[Collected data entries]
++++
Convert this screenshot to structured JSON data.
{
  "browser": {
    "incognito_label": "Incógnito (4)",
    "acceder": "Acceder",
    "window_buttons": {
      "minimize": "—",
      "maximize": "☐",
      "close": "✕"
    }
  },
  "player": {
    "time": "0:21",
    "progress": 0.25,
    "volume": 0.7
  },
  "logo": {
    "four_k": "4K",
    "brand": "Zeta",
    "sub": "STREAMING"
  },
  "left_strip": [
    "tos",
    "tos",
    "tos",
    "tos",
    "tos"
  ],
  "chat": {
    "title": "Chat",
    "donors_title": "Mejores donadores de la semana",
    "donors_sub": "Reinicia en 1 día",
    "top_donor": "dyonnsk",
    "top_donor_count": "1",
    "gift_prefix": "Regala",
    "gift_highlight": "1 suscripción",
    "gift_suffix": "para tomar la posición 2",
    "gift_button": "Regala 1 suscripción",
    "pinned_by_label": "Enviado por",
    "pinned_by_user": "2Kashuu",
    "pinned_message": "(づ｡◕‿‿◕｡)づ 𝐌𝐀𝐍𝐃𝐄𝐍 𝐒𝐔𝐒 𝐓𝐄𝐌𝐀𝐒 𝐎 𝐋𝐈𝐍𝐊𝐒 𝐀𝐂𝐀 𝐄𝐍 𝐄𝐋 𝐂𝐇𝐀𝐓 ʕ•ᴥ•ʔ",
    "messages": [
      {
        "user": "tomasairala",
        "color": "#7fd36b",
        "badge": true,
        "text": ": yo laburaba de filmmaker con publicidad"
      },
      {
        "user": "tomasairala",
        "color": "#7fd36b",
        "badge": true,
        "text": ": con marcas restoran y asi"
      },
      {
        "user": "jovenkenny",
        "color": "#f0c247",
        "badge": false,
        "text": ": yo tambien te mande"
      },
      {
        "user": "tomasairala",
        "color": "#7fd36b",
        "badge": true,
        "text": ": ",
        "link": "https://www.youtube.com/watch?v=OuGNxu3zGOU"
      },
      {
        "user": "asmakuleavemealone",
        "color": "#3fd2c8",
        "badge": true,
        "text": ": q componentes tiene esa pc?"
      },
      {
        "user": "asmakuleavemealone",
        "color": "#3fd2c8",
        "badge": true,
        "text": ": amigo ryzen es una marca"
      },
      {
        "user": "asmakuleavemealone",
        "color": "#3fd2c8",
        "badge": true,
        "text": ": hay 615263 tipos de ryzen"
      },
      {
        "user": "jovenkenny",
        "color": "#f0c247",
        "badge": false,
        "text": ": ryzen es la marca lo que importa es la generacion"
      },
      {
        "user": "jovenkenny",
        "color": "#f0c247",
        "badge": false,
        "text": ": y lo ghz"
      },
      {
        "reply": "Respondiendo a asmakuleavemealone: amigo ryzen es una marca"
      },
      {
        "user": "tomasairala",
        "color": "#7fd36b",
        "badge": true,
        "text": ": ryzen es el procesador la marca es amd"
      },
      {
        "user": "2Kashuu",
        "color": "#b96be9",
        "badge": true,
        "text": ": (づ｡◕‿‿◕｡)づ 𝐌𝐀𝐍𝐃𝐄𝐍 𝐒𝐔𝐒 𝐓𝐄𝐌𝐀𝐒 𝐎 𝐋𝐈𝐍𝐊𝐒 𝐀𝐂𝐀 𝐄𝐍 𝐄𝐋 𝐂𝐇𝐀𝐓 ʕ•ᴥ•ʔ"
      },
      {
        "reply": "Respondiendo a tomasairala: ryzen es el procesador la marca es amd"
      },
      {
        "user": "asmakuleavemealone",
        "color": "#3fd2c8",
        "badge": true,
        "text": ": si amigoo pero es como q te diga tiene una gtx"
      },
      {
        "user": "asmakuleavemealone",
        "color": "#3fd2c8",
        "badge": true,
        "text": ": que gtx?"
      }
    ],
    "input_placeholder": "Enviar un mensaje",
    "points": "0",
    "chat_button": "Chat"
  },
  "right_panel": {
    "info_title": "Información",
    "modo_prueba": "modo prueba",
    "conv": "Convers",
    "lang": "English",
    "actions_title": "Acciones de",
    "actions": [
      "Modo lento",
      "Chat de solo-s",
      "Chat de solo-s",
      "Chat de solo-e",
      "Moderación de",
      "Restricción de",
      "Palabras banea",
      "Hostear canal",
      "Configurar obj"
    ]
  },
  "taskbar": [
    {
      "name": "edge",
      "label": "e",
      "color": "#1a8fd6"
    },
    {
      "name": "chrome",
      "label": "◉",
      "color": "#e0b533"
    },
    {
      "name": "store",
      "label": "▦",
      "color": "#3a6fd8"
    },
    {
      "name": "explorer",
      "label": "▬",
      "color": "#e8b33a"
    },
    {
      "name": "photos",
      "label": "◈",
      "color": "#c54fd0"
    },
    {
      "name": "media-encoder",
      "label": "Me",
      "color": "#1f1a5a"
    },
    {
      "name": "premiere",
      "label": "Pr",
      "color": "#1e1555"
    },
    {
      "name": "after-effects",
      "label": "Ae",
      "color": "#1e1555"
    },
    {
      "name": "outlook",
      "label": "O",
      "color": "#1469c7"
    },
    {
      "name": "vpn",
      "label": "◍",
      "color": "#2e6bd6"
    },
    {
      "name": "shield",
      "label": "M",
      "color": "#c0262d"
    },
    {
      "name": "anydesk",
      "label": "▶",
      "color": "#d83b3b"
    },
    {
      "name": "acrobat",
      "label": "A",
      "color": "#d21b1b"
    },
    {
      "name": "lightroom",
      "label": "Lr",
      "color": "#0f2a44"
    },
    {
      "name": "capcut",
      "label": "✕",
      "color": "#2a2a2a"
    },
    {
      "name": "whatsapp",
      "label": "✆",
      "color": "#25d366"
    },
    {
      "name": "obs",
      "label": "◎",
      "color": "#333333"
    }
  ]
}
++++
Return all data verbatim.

Convert this screenshot to structured JSON data.
{
  "browser": {
    "incognito_label": "Incógnito (4)",
    "acceder": "Acceder",
    "window_buttons": {
      "minimize": "—",
      "maximize": "☐",
      "close": "✕"
    }
  },
  "player": {
    "time": "0:21",
    "progress": 0.25,
    "volume": 0.7
  },
  "logo": {
    "four_k": "4K",
    "brand": "Zeta",
    "sub": "STREAMING"
  },
  "left_strip": [
    "tos",
    "tos",
    "tos",
    "tos",
    "tos"
  ],
  "chat": {
    "title": "Chat",
    "donors_title": "Mejores donadores de la semana",
    "donors_sub": "Reinicia en 1 día",
    "top_donor": "dyonnsk",
    "top_donor_count": "1",
    "gift_prefix": "Regala",
    "gift_highlight": "1 suscripción",
    "gift_suffix": "para tomar la posición 2",
    "gift_button": "Regala 1 suscripción",
    "pinned_by_label": "Enviado por",
    "pinned_by_user": "2Kashuu",
    "pinned_message": "(づ｡◕‿‿◕｡)づ 𝐌𝐀𝐍𝐃𝐄𝐍 𝐒𝐔𝐒 𝐓𝐄𝐌𝐀𝐒 𝐎 𝐋𝐈𝐍𝐊𝐒 𝐀𝐂𝐀 𝐄𝐍 𝐄𝐋 𝐂𝐇𝐀𝐓 ʕ•ᴥ•ʔ",
    "messages": [
      {
        "user": "tomasairala",
        "color": "#7fd36b",
        "badge": true,
        "text": ": yo laburaba de filmmaker con publicidad"
      },
      {
        "user": "tomasairala",
        "color": "#7fd36b",
        "badge": true,
        "text": ": con marcas restoran y asi"
      },
      {
        "user": "jovenkenny",
        "color": "#f0c247",
        "badge": false,
        "text": ": yo tambien te mande"
      },
      {
        "user": "tomasairala",
        "color": "#7fd36b",
        "badge": true,
        "text": ": ",
        "link": "https://www.youtube.com/watch?v=OuGNxu3zGOU"
      },
      {
        "user": "asmakuleavemealone",
        "color": "#3fd2c8",
        "badge": true,
        "text": ": q componentes tiene esa pc?"
      },
      {
        "user": "asmakuleavemealone",
        "color": "#3fd2c8",
        "badge": true,
        "text": ": amigo ryzen es una marca"
      },
      {
        "user": "asmakuleavemealone",
        "color": "#3fd2c8",
        "badge": true,
        "text": ": hay 615263 tipos de ryzen"
      },
      {
        "user": "jovenkenny",
        "color": "#f0c247",
        "badge": false,
        "text": ": ryzen es la marca lo que importa es la generacion"
      },
      {
        "user": "jovenkenny",
        "color": "#f0c247",
        "badge": false,
        "text": ": y lo ghz"
      },
      {
        "reply": "Respondiendo a asmakuleavemealone: amigo ryzen es una marca"
      },
      {
        "user": "tomasairala",
        "color": "#7fd36b",
        "badge": true,
        "text": ": ryzen es el procesador la marca es amd"
      },
      {
        "user": "2Kashuu",
        "color": "#b96be9",
        "badge": true,
        "text": ": (づ｡◕‿‿◕｡)づ 𝐌𝐀𝐍𝐃𝐄𝐍 𝐒𝐔𝐒 𝐓𝐄𝐌𝐀𝐒 𝐎 𝐋𝐈𝐍𝐊𝐒 𝐀𝐂𝐀 𝐄𝐍 𝐄𝐋 𝐂𝐇𝐀𝐓 ʕ•ᴥ•ʔ"
      },
      {
        "reply": "Respondiendo a tomasairala: ryzen es el procesador la marca es amd"
      },
      {
        "user": "asmakuleavemealone",
        "color": "#3fd2c8",
        "badge": true,
        "text": ": si amigoo pero es como q te diga tiene una gtx"
      },
      {
        "user": "asmakuleavemealone",
        "color": "#3fd2c8",
        "badge": true,
        "text": ": que gtx?"
      }
    ],
    "input_placeholder": "Enviar un mensaje",
    "points": "0",
    "chat_button": "Chat"
  },
  "right_panel": {
    "info_title": "Información",
    "modo_prueba": "modo prueba",
    "conv": "Convers",
    "lang": "English",
    "actions_title": "Acciones de",
    "actions": [
      "Modo lento",
      "Chat de solo-s",
      "Chat de solo-s",
      "Chat de solo-e",
      "Moderación de",
      "Restricción de",
      "Palabras banea",
      "Hostear canal",
      "Configurar obj"
    ]
  },
  "taskbar": [
    {
      "name": "edge",
      "label": "e",
      "color": "#1a8fd6"
    },
    {
      "name": "chrome",
      "label": "◉",
      "color": "#e0b533"
    },
    {
      "name": "store",
      "label": "▦",
      "color": "#3a6fd8"
    },
    {
      "name": "explorer",
      "label": "▬",
      "color": "#e8b33a"
    },
    {
      "name": "photos",
      "label": "◈",
      "color": "#c54fd0"
    },
    {
      "name": "media-encoder",
      "label": "Me",
      "color": "#1f1a5a"
    },
    {
      "name": "premiere",
      "label": "Pr",
      "color": "#1e1555"
    },
    {
      "name": "after-effects",
      "label": "Ae",
      "color": "#1e1555"
    },
    {
      "name": "outlook",
      "label": "O",
      "color": "#1469c7"
    },
    {
      "name": "vpn",
      "label": "◍",
      "color": "#2e6bd6"
    },
    {
      "name": "shield",
      "label": "M",
      "color": "#c0262d"
    },
    {
      "name": "anydesk",
      "label": "▶",
      "color": "#d83b3b"
    },
    {
      "name": "acrobat",
      "label": "A",
      "color": "#d21b1b"
    },
    {
      "name": "lightroom",
      "label": "Lr",
      "color": "#0f2a44"
    },
    {
      "name": "capcut",
      "label": "✕",
      "color": "#2a2a2a"
    },
    {
      "name": "whatsapp",
      "label": "✆",
      "color": "#25d366"
    },
    {
      "name": "obs",
      "label": "◎",
      "color": "#333333"
    }
  ]
}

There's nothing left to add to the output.